The University of Hartford has received a $222,958 grant over three years for "Flipping the Classroom: Increasing Depth, Engagement and Transfer of Learning in Undergraduate Education."
The grant was received from the Davis Educational Foundation, established by Stanton and Elisabeth Davis after Mr. Davis's retirement as chairman of Shaw's Supermarkets, Inc.
This follows a recent $172,000 grant from the National Science Foundation, which allowed the Department of Mathematics in the College of Arts and Sciences to expand its library of course materials, prepare more faculty to use this approach, and assess the method's effectiveness.

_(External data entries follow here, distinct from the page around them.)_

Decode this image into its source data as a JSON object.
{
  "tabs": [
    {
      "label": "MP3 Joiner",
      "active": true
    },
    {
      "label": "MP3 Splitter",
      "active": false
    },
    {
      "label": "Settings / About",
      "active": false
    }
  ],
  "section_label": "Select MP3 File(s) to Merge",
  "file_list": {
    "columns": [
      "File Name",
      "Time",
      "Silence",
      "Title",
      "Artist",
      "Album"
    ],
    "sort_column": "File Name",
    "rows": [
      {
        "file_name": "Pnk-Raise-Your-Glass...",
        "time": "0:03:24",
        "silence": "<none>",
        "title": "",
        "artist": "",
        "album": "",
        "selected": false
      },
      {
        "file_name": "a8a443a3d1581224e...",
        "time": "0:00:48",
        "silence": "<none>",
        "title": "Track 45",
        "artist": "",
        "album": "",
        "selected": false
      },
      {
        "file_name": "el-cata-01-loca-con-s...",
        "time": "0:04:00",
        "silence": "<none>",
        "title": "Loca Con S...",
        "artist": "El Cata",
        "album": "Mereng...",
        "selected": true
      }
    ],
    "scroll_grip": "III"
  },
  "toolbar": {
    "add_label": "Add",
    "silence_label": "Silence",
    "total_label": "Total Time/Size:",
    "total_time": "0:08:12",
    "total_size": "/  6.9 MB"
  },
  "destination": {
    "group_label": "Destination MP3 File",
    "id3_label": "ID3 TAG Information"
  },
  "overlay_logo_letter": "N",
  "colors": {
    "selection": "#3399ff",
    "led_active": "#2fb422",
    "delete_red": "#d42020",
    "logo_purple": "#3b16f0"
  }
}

"Flipping the classroom” describes an approach where the delivery of content is moved largely outside of the classroom, typically in multiple formats, including short videos, readings, interactive web activities, and mobile apps. Students can view the content as often as they like. Class time focuses on application of knowledge in the form of skill practice, problem solving, analysis, synthesis, and evaluation, with the instructor there to facilitate, guide, and diagnose areas of difficulty.
In general, and at UHart, "flipping the classroom" has most often been practiced in the STEM disciplines. Faculty members in the Department of Mathematics in the College of Arts and Sciences undertook a complete revision of calculus, using a flipped classroom model. The results have been encouraging as the department, in addition to receiving the NSF grant, has received national attention as one of the most successful in the United States based on a survey of undergraduate Calculus I courses by the Mathematical Association of America (MAA).
The Davis Educational Foundation grant will focus on building a community of teachers and scholars who are willing and able to deploy the inverted classroom pedagogy, engage in systematic investigation of the effectiveness of their methods, and serve as mentors and role models for other faculty members in their departments and related disciplines. Over the three-year grant period, more than 20 faculty members from the sciences, engineering, education, the social sciences, and the humanities will implement this pedagogy in courses at all levels.